• _TASK INSTRUCTIONS_
Whichever lines include the word "Auto", copy them as they appear in the data.

• _DATA TO USE_
..........

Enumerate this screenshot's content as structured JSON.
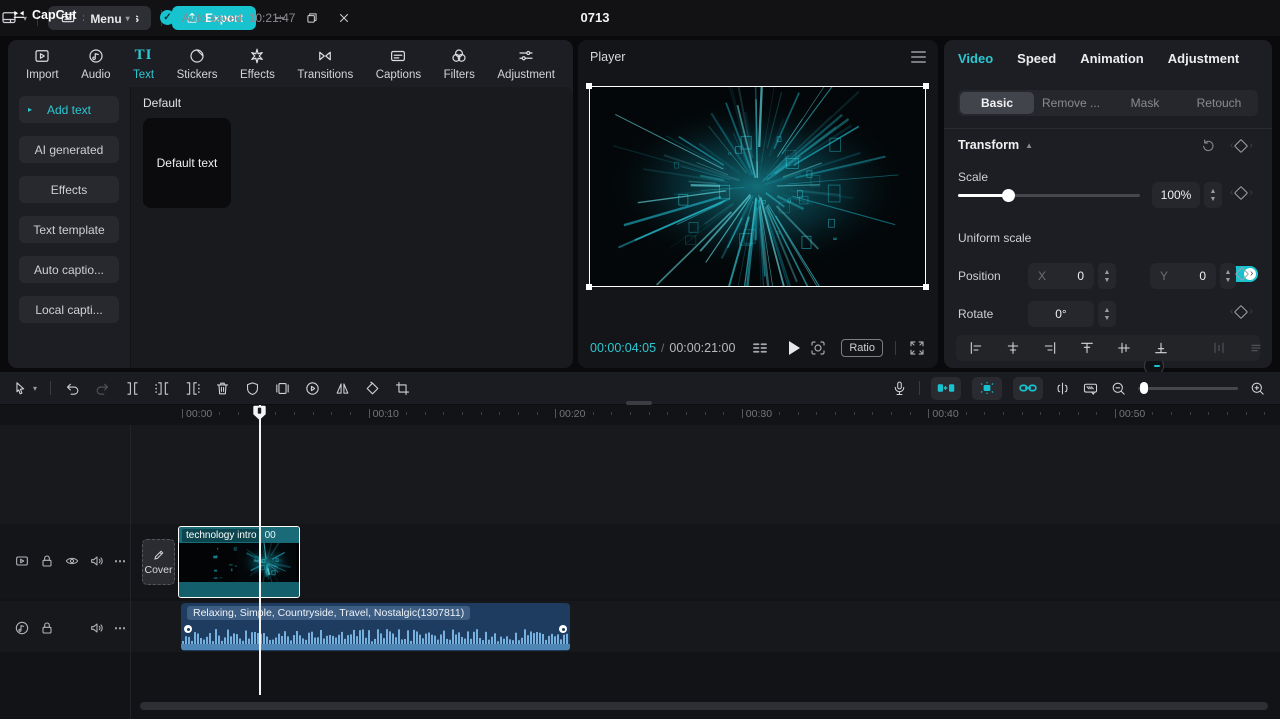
{
  "colors": {
    "accent": "#2cc8d2",
    "export_button": "#17c3ce",
    "panel_background": "#1d1e23",
    "audio_clip": "#1d3c60",
    "waveform": "#7ab6e5",
    "video_clip": "#15646f",
    "selection_border": "#ffffff"
  },
  "titlebar": {
    "logo_text": "CapCut",
    "menu_label": "Menu",
    "autosave_text": "Auto saved: 10:21:47",
    "project_title": "0713",
    "shortcuts_label": "Shortcuts",
    "export_label": "Export"
  },
  "media_tabs": {
    "items": [
      {
        "label": "Import",
        "icon": "import-icon",
        "active": false
      },
      {
        "label": "Audio",
        "icon": "audio-icon",
        "active": false
      },
      {
        "label": "Text",
        "icon": "text-icon",
        "active": true
      },
      {
        "label": "Stickers",
        "icon": "sticker-icon",
        "active": false
      },
      {
        "label": "Effects",
        "icon": "effects-icon",
        "active": false
      },
      {
        "label": "Transitions",
        "icon": "transitions-icon",
        "active": false
      },
      {
        "label": "Captions",
        "icon": "captions-icon",
        "active": false
      },
      {
        "label": "Filters",
        "icon": "filters-icon",
        "active": false
      },
      {
        "label": "Adjustment",
        "icon": "adjustment-icon",
        "active": false
      }
    ]
  },
  "text_panel": {
    "sidebar": [
      {
        "label": "Add text",
        "active": true
      },
      {
        "label": "AI generated",
        "active": false
      },
      {
        "label": "Effects",
        "active": false
      },
      {
        "label": "Text template",
        "active": false
      },
      {
        "label": "Auto captio...",
        "active": false
      },
      {
        "label": "Local capti...",
        "active": false
      }
    ],
    "section_title": "Default",
    "card_label": "Default text"
  },
  "player": {
    "title": "Player",
    "current_time": "00:00:04:05",
    "separator": "/",
    "duration": "00:00:21:00",
    "ratio_label": "Ratio"
  },
  "inspector": {
    "tabs": [
      {
        "label": "Video",
        "active": true
      },
      {
        "label": "Speed",
        "active": false
      },
      {
        "label": "Animation",
        "active": false
      },
      {
        "label": "Adjustment",
        "active": false
      }
    ],
    "subtabs": [
      {
        "label": "Basic",
        "active": true
      },
      {
        "label": "Remove ...",
        "active": false
      },
      {
        "label": "Mask",
        "active": false
      },
      {
        "label": "Retouch",
        "active": false
      }
    ],
    "transform": {
      "title": "Transform",
      "scale_label": "Scale",
      "scale_value": "100%",
      "uniform_scale_label": "Uniform scale",
      "uniform_scale_on": true,
      "position_label": "Position",
      "x_label": "X",
      "x_value": "0",
      "y_label": "Y",
      "y_value": "0",
      "rotate_label": "Rotate",
      "rotate_value": "0°"
    }
  },
  "timeline": {
    "ruler_labels": [
      "00:00",
      "00:10",
      "00:20",
      "00:30",
      "00:40",
      "00:50"
    ],
    "cover_label": "Cover",
    "video_clip": {
      "label": "technology intro",
      "suffix": "00"
    },
    "audio_clip": {
      "label": "Relaxing, Simple, Countryside, Travel, Nostalgic(1307811)"
    }
  }
}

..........

• _EXERCISE RESULT_
    "autosave_text": "Auto saved: 10:21:47",
        "label": "Auto captio...",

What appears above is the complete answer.